- When you first start creep feeding your foals, you should always ensure that you place the feed where the dam normally goes. Like this you will be encouraging the foal to access the feed voluntarily as it follows its dam. Many people prefer pellet creep feeds as foals cannot sort through the various ingredients that mixes offer them. It is always a good idea to offer foals creep feeds at the same time as you feed the dams.
- Don’t underestimate just how tough their feeding process can be during the early months of a horse’s lifetime. In terms of what foals eat, it can sometimes be tricky to strike the right balance, especially if you are feeding it alongside full-size horses. A specialist ‘foal feeder’ may be an ideal addition to the stable or paddock, as this will help you to monitor the foal’s nutritional intake. Available from most equine specialists, it’s a handy device as full-size horses are too big to access the food. Similarly, the foal should not be able to reach the main feeder so dietary requirements can be maintained.
- As time develops, try and encourage the foal to eat without the need for encouragement from the mother. To do this, feed both mother and foal at the same time so the foal gradually gains independence when feeding time arrives
- The year in which a foal begins to flourish is a time of great change, so bear in mind you will need to make constant adjustments as the foal grows bigger and bigger. Softer foods can slowly give way to harder foods as the foal gains strength. If you’re a little confused as to the right moment in which to introduce new foal feeds, go to your local equine supplies store and see what they recommend before making any dietary changes.
- Don’t succumb to the temptation to overfeed. Yes, it can be hard to stare into the innocent, smiling face of a young foal wanting more feed and refuse, but it’s a matter of discipline. While there’s no harm in offering up treats now and then, doing so regularly could create more problems later down the line. Although taking the hard stance can sometimes seem a little cruel, reassure yourself that you’re safeguarding the health of the foal in the long term. Remember, an obese foal might seem happy-go-lucky when young, but it’ll face a massive health struggle once it reaches adult size.

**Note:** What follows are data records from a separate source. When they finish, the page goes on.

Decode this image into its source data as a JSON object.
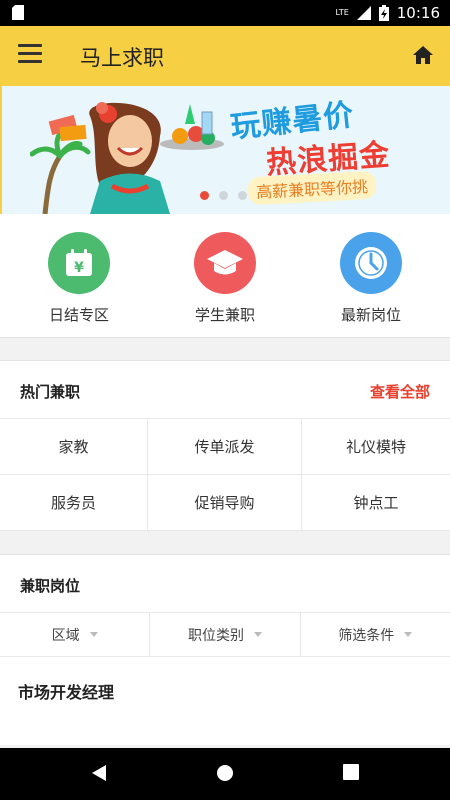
{
  "status_bar": {
    "time": "10:16",
    "network": "LTE",
    "icons": [
      "sd-card-icon",
      "signal-icon",
      "battery-charging-icon"
    ]
  },
  "app_bar": {
    "title": "马上求职",
    "menu_icon": "menu-icon",
    "home_icon": "home-icon"
  },
  "banner": {
    "headline": "玩赚暑价",
    "subheadline": "热浪掘金",
    "tagline": "高薪兼职等你挑",
    "dots": 3,
    "active_dot": 0
  },
  "categories": [
    {
      "label": "日结专区",
      "icon": "calendar-yen-icon",
      "color": "#4cbb6f"
    },
    {
      "label": "学生兼职",
      "icon": "graduation-cap-icon",
      "color": "#ef5a5d"
    },
    {
      "label": "最新岗位",
      "icon": "clock-icon",
      "color": "#4aa3ea"
    }
  ],
  "hot_jobs": {
    "title": "热门兼职",
    "view_all": "查看全部",
    "items": [
      "家教",
      "传单派发",
      "礼仪模特",
      "服务员",
      "促销导购",
      "钟点工"
    ]
  },
  "job_positions": {
    "title": "兼职岗位",
    "filters": [
      "区域",
      "职位类别",
      "筛选条件"
    ],
    "jobs": [
      {
        "title": "市场开发经理"
      }
    ]
  },
  "colors": {
    "accent": "#f7cf43",
    "link": "#e8412f"
  }
}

Feeding a Foal
Need to name a horse? There are some crackers on here!
Diagnosing and treating horses with lice
Protect Your Horse Against Shoulder Rub This Winter